#### WHAT YOU SHOULD DO
Say only the number of lines in the entries below that contain "JSON".

Web page and app entries
****************
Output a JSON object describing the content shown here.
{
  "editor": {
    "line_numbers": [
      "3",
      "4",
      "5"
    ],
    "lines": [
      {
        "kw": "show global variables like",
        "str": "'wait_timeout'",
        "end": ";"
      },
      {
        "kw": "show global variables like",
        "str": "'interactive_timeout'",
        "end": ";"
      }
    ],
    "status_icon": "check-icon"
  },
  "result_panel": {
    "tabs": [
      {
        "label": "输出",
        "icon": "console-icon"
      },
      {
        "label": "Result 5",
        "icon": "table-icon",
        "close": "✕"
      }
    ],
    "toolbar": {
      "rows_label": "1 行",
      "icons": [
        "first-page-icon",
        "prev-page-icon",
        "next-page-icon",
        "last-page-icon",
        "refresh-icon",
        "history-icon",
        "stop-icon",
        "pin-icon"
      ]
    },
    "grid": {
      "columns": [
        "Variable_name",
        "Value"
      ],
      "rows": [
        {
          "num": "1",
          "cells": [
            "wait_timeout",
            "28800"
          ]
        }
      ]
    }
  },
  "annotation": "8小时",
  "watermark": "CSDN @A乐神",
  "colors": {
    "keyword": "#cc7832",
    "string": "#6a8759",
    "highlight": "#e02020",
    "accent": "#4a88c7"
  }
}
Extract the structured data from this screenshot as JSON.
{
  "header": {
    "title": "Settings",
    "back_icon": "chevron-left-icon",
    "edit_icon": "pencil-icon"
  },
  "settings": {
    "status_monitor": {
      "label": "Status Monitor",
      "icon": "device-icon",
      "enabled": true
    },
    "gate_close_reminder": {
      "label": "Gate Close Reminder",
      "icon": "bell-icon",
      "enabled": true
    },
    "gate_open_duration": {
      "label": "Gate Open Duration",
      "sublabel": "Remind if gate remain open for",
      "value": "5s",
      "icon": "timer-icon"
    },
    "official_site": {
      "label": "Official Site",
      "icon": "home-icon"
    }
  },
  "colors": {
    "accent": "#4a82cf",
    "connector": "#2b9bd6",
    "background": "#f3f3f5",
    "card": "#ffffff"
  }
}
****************
#### RESULT FOR THIS EXERCISE
2